IT’S not every day you see an alliance struck up between one of the Square Mile’s most outspoken private equity veterans and the only female chief executive of an independent City stockbroker. But when Alchemy Partners founder Jon Moulton yesterday confirmed he had started in his new non-executive chairman role at broker FinnCap, headed up by the gutsy Sam Smith, The Capitalist was intrigued to discover that the feisty pair have already developed a healthy respect for each other.
Moulton, for his part, confesses that Smith was part of the attraction to his new job – for which he will take a 2 per cent stake in FinnCap and work for up to 20 days a year alongside running his new investment vehicle Better Capital – after she chased him all the way to his home in Kent to pitch to him.
“It doesn’t exactly fit with the Moulton mindset not to have any prejudices or views,” he chuckles, “but I have to say she behaves in exactly the same way as her male counterparts in the sector.
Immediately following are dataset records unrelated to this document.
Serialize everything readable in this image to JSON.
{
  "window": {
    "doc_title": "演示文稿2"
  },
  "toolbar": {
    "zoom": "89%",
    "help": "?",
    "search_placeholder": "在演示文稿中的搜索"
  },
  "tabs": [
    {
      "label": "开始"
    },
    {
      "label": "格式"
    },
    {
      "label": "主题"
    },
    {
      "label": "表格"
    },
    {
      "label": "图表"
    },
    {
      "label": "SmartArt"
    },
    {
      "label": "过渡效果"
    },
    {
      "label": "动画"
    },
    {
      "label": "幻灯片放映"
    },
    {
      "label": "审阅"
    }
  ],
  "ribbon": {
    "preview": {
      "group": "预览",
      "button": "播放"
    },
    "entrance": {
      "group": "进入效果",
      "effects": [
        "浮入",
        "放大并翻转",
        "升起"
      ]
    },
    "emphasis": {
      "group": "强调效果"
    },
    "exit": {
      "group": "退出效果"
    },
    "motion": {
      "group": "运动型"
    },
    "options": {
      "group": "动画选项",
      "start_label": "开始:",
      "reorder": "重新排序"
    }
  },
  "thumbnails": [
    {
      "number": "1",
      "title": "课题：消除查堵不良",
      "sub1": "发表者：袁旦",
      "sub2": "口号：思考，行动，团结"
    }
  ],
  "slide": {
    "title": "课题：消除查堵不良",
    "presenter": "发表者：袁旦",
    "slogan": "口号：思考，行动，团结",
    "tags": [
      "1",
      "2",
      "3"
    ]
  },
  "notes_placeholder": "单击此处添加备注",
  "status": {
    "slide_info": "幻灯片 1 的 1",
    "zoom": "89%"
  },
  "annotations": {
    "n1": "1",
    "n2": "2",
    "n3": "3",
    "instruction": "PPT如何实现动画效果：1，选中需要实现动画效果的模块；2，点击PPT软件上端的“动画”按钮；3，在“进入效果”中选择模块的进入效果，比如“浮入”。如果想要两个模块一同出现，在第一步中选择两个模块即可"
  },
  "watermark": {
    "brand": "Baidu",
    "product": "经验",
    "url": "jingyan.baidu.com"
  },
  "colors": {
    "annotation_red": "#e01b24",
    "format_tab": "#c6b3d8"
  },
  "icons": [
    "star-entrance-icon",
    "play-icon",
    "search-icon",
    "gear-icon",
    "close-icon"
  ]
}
She’s just as direct and ambitious and straight-talking as the rest of them – apart from perhaps a bit more polite on the language front!”
And Smith herself snorts at the idea she might be intimidated by Moulton, despite the grilling he gave his former Alchemy partners when he resigned last year, claiming he could do it all again, “but better”.
“We just instantly clicked with this mutual respect for each other, and I’ve got to say I’ve not seen anything of that aggressive streak yet,” she laughs. “Though he has told me we’re going to fall out at least once a year, and I’m looking forward to that…”
Brave words indeed.
Can anyone remember the last time any public service engendered such hatred as First Capital Connect’s Thameslink rail franchise has in the City?
I only ask after a reader points out that not only has the service inspired its own dedicated hate-mail webpage – ihatethameslink.co.uk – but it has also stirred irate commuters to petition the government on the Number 10 website to remove the franchise from FCC when its minimum term expires in April.
Gripes about the service range from the standard (cancellations, overcrowding, above-inflation fares and so on) to the ridiculous – the fact that the firm ostensibly refuses to heat the trains even in the sub-zero snowy temperatures seen recently, for example, or that the toilets are without water even in the sleepiest periods.
“It’s enough to make you long to swap your daily commute for the experience of being packed in like cattle on one of those notorious trans-India trains,” grumbles my informant. Golly.
Talk may be rife of most of the banking community enjoying a bonus heyday similar to the paydays of old, but it seems the City’s restaurants are taking no chances. In pops an email from posh eatery 1 Lombard Street, informing me that the restaurant’s top wines are on offer at up to a third of their normal price, “to chase away the winter blues”. Cue £200 bottles of Cristal for £125, £110 bottles of Chateauneuf du Pape for £85… and even a 1950 Petrus, usually on offer for an eye-popping £1,500, for just £550. Time to wet your whistles in style, ladies and gents.
ode to a haggis
Burns Night is fast approaching us, and with it countless invitations to any number of City venues promising whisky, haggis and bagpipes galore, along with traditional recitals of Scotsman Rabbie Burns’ poetry.
One of the best of the bunch, of course, is Boisdale – in Belgravia or on Bishopsgate – which is offering variously-priced Johnnie Walker set menus over the Burns fortnight to tempt would-be revellers through its doors.
I’m told jovial proprietor Ranald Macdonald expects to shift a gut-busting quarter of a tonne of his MacSween haggis over the fortnight – equivalent to 560lb or over a thousand portions of the stuff.
For those not brave enough to try the stuff, a word of advice: drink up, and try not to think about the ingredients...
LIFE OF RILEY
After a turbulent past few years at the head of one of the biggest US banks in the worst financial crisis since the Great Depression, life in the slow(er) lane is evidently suiting John Mack down to the ground.
Mack – the former chairman and chief executive of Morgan Stanley who relinquished the latter role to James Gorman this month – told a US paper this week that he’s looking forward to spending more time at his Tuscan vineyard after stepping back his responsibilities at the firm.
“I really like my new role,” Mack quipped. “I didn’t come to work until 9.30 today!” Surprisingly nonchalant given the bank reports full-year earnings today...
A smidgeon of earnest investment advice from renowned bear investment strategist Marc Faber, author of the GloomBoomDoom website.
In a recent interview on Bloomberg, Faber insisted the outlook for equities isn’t as rosy as most would have us believe, due to weakness in particular large stocks and the unfavourable dual impact of the US mid-term elections and the fact the year ends in ‘0’ (and no, The Capitalist isn’t quite sure why that should make a difference either).
“We have to take a holiday,” Faber proclaimed, before singing the praises of Thai Beverage, a company which apparently produces a fine beer and an ever better local whisky.
“That’s the cheapest way to get drunk on little money… the efficiency of that whisky is very high,” he argues.
And who are we to argue with that sterling logic?